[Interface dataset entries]

-----

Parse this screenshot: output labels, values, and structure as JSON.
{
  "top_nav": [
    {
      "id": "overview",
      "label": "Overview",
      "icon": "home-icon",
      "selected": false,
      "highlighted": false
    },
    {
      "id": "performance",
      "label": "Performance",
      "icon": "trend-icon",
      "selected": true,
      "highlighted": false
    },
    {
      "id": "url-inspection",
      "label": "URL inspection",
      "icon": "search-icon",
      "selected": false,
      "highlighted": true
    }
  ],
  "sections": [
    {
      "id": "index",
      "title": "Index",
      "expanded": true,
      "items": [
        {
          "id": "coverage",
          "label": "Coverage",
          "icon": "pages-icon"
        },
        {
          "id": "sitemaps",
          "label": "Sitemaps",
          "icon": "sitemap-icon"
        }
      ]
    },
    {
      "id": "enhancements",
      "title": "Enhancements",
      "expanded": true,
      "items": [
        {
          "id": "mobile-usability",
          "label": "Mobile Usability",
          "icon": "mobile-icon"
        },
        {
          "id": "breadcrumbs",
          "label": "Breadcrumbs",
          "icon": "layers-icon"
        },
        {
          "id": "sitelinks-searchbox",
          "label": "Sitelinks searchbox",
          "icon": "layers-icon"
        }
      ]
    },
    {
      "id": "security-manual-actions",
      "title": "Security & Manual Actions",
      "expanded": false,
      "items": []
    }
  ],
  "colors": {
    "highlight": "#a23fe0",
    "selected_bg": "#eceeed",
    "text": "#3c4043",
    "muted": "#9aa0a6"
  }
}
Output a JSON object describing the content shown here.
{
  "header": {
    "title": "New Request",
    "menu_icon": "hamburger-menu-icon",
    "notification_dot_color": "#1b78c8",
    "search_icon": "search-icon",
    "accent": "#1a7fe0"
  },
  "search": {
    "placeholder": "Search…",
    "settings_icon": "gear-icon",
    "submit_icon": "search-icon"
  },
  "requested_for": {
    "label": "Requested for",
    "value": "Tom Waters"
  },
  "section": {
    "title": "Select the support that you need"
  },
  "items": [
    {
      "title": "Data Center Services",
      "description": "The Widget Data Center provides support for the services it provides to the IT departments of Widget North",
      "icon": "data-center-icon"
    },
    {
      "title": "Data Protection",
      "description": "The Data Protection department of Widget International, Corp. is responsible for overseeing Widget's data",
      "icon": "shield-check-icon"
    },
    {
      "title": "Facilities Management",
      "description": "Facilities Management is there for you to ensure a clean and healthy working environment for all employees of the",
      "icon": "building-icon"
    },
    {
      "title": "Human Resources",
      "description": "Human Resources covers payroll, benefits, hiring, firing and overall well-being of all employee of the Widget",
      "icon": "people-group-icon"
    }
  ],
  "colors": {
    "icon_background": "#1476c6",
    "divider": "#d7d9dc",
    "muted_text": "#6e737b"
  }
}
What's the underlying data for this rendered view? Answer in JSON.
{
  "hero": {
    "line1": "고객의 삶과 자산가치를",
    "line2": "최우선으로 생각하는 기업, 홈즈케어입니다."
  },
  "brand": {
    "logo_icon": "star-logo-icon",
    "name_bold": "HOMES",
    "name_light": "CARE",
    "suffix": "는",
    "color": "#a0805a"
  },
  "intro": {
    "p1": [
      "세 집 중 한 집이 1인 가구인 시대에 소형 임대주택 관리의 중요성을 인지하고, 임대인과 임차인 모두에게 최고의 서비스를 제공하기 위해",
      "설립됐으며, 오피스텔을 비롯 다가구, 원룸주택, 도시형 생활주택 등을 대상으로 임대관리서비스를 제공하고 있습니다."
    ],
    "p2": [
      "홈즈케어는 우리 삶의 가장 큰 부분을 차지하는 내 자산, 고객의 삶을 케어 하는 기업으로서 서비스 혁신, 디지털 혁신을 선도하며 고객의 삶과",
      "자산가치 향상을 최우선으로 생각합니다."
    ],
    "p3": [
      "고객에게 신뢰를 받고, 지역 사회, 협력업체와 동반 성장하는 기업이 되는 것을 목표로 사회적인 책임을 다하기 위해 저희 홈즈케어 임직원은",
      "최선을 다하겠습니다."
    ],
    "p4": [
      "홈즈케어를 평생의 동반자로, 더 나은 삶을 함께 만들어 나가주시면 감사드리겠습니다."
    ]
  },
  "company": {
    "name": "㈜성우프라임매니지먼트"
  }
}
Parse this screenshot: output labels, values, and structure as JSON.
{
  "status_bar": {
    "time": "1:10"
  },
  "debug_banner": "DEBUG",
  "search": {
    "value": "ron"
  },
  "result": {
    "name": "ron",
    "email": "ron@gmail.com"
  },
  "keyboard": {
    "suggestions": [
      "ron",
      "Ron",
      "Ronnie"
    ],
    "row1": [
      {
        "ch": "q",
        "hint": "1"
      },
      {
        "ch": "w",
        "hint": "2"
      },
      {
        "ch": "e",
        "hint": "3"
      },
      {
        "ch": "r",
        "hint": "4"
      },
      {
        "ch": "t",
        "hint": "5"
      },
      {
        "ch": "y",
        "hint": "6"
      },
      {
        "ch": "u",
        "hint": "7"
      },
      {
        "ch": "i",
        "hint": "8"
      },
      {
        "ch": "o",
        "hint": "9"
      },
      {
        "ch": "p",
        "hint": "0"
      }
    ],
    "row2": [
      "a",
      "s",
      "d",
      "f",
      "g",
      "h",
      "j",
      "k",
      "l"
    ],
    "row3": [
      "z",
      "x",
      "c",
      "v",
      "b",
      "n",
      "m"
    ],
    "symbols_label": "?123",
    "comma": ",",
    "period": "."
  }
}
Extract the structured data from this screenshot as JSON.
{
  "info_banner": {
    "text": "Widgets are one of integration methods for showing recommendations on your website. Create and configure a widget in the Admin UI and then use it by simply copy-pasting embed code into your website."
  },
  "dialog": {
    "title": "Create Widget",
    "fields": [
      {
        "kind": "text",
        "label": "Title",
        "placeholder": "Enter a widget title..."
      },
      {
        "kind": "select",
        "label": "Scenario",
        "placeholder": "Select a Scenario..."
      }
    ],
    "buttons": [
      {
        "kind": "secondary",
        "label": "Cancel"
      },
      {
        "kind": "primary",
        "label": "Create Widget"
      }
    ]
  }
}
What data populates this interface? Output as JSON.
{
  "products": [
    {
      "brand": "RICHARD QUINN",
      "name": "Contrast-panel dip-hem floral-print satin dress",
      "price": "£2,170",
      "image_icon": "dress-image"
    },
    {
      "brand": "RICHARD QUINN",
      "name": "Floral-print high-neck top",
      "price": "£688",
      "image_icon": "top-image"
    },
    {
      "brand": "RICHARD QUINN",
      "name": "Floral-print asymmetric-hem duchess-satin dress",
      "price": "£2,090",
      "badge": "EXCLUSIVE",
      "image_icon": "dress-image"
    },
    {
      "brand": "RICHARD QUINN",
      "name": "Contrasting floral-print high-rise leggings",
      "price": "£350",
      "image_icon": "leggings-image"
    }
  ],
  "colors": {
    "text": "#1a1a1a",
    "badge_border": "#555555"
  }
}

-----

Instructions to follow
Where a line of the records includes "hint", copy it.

Output of the exercise
        "hint": "1"
        "hint": "2"
        "hint": "3"
        "hint": "4"
        "hint": "5"
        "hint": "6"
        "hint": "7"
        "hint": "8"
        "hint": "9"
        "hint": "0"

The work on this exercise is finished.